Although Transcoder makes it easy to drag and drop converted files to the GoVideo PVP4040, you're limited to accessing either internal memory or the SD card, whichever is selected in the player's settings. This anomaly carries over to device operation as well. The PVP4040 can't read internal and external memory at the same time. If you have, say, music stored in RAM and videos on an SD card, you have to venture into settings whenever you want to switch between them. This gets old in a hurry.
The PVP4040 is not just a player; it's a recorder as well. Using the included RCA and stereo cables, you can connect just about any analog device, be it a CD player, a VCR, or a cable box. Videos are stored in MPEG-4 format and can be recorded in Fine, Normal, or Economy mode. With 128MB of internal memory, the PVP4040 can hold 30, 50, or 110 minutes of video, respectively. For audio sources, which produce MP3 files, you have a choice of bit rates (ranging from 64Kbps to 128Kbps) and stereo or mono recording.

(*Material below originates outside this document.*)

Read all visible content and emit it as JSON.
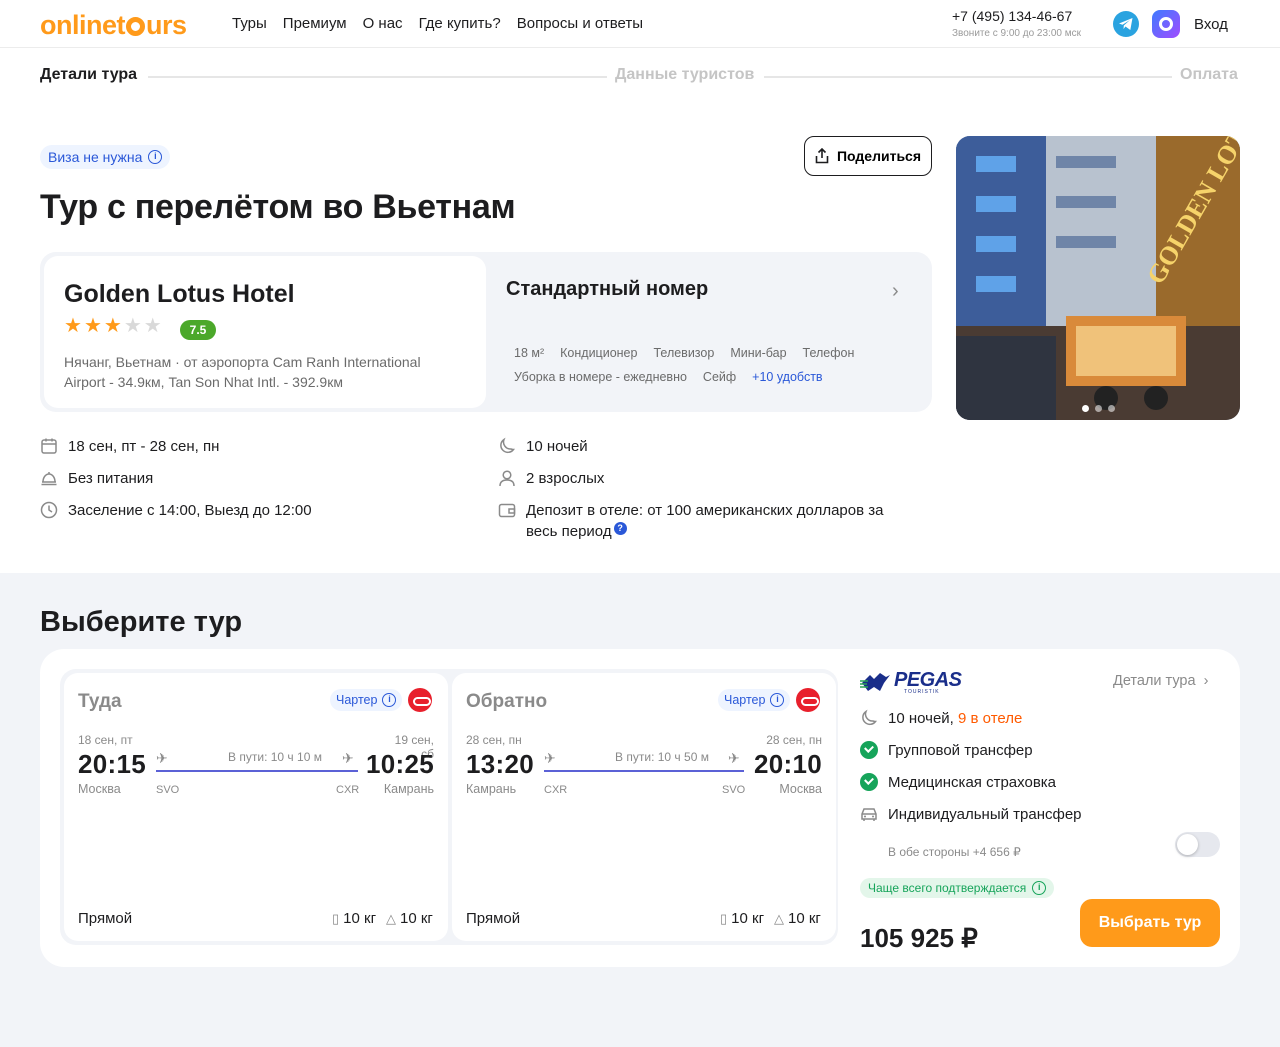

While it's great to find recording features in a PVP of this size, they make us long for a hard drive all the more. To record a two-hour movie in Fine mode, you'd need a 512MB SD card--and it would leave you room for little else. At the very least, you'll want to use Normal mode, as Economy mode produces heavily pixelated, almost unwatchable video.

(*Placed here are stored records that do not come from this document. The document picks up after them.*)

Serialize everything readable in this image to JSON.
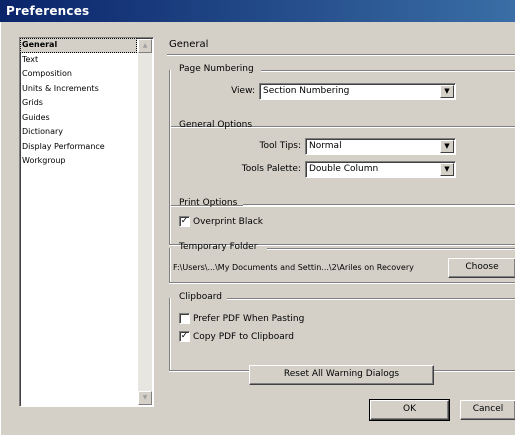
{
  "window": {
    "title": "Preferences"
  },
  "sidebar": {
    "items": [
      {
        "label": "General"
      },
      {
        "label": "Text"
      },
      {
        "label": "Composition"
      },
      {
        "label": "Units & Increments"
      },
      {
        "label": "Grids"
      },
      {
        "label": "Guides"
      },
      {
        "label": "Dictionary"
      },
      {
        "label": "Display Performance"
      },
      {
        "label": "Workgroup"
      }
    ],
    "selected": "General"
  },
  "panel": {
    "title": "General"
  },
  "page_numbering": {
    "label": "Page Numbering",
    "view_label": "View:",
    "view_value": "Section Numbering"
  },
  "general_options": {
    "label": "General Options",
    "tool_tips_label": "Tool Tips:",
    "tool_tips_value": "Normal",
    "toolbox_label": "Tools Palette:",
    "toolbox_value": "Double Column"
  },
  "print_options": {
    "label": "Print Options",
    "overprint_label": "Overprint Black",
    "overprint_checked": true
  },
  "temp_folder": {
    "label": "Temporary Folder",
    "path": "F:\\Users\\...\\My Documents and Settin...\\2\\Ariles on Recovery",
    "choose_label": "Choose"
  },
  "clipboard": {
    "label": "Clipboard",
    "prefer_pdf_label": "Prefer PDF When Pasting",
    "prefer_pdf_checked": false,
    "copy_pdf_label": "Copy PDF to Clipboard",
    "copy_pdf_checked": true
  },
  "buttons": {
    "reset_label": "Reset All Warning Dialogs",
    "ok_label": "OK",
    "cancel_label": "Cancel"
  }
}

The device handles MP3s well enough, though it doesn't support playlists or random play. It recognizes folders but won't automatically skip from one to the next; it plays only the contents of the selected folder. More annoying is that you can't play songs in any order except alphabetically (or numerically, if your songs are named that way). A shuffle-play mode would help remedy this, but the player has only a repeat option.
GoVideo supplies an excellent instruction manual as both hard copy and as PDF files. The only trouble novices will have is figuring out where to get video content that they can play on the device. And you can forget recording any of your newer movies--the PVP4040 doesn't support protected content. The GoVideo PVP4040 is a decent photo viewer, a passable MP3 player, and an almost-great video player. The problem with video is not the 320x240-pixel screen, which looks grainy when viewed close-up but seems much sharper when you sit back a foot or so. It's also admirably bright and colorful, with contrast and brightness controls you can adjust to your liking.
No, the problem with video is the same one that plagues the: no bookmark or autoresume feature. There's no way to return to where you left off in a video if you stop it midway or turn off the player. Your only option is to fast-forward from the beginning, but the firmware limits you to 2X scanning--way too slow to be useful. This inexplicable shortcoming single-handedly torpedoes the PVP4040's video appeal, even more so than the lack of a hard drive. The bitter irony is that the video looks and sounds great; we'd gladly watch a full-length movie on the device.
Another problem is the time it takes Transcoder to convert video files to MPEG-4 format. We waited nearly two hours for the utility to convert an episode of Smallville, which started as a 110MB WMV file. Thankfully, not all files take this long. A 250MB MPEG finished in roughly half the time.
The PVP4040 powers on almost instantly, though copying files to the device is surprisingly slow, considering that the device uses USB 2.0. At least there's a perk: the player trickle charges when connected via USB, so you don't necessarily have to bring the included AC adapter while traveling. You'll probably want to, though. In our informal tests, the PVP4040 lasted a little less than two hours when playing video and a bit more than four hours playing audio.
In addition to packing the AC adapter, you'll probably want your favorite pair of headphones. The hard-plastic earbuds included with the PVP4040 sound pretty good, but they're incredibly uncomfortable.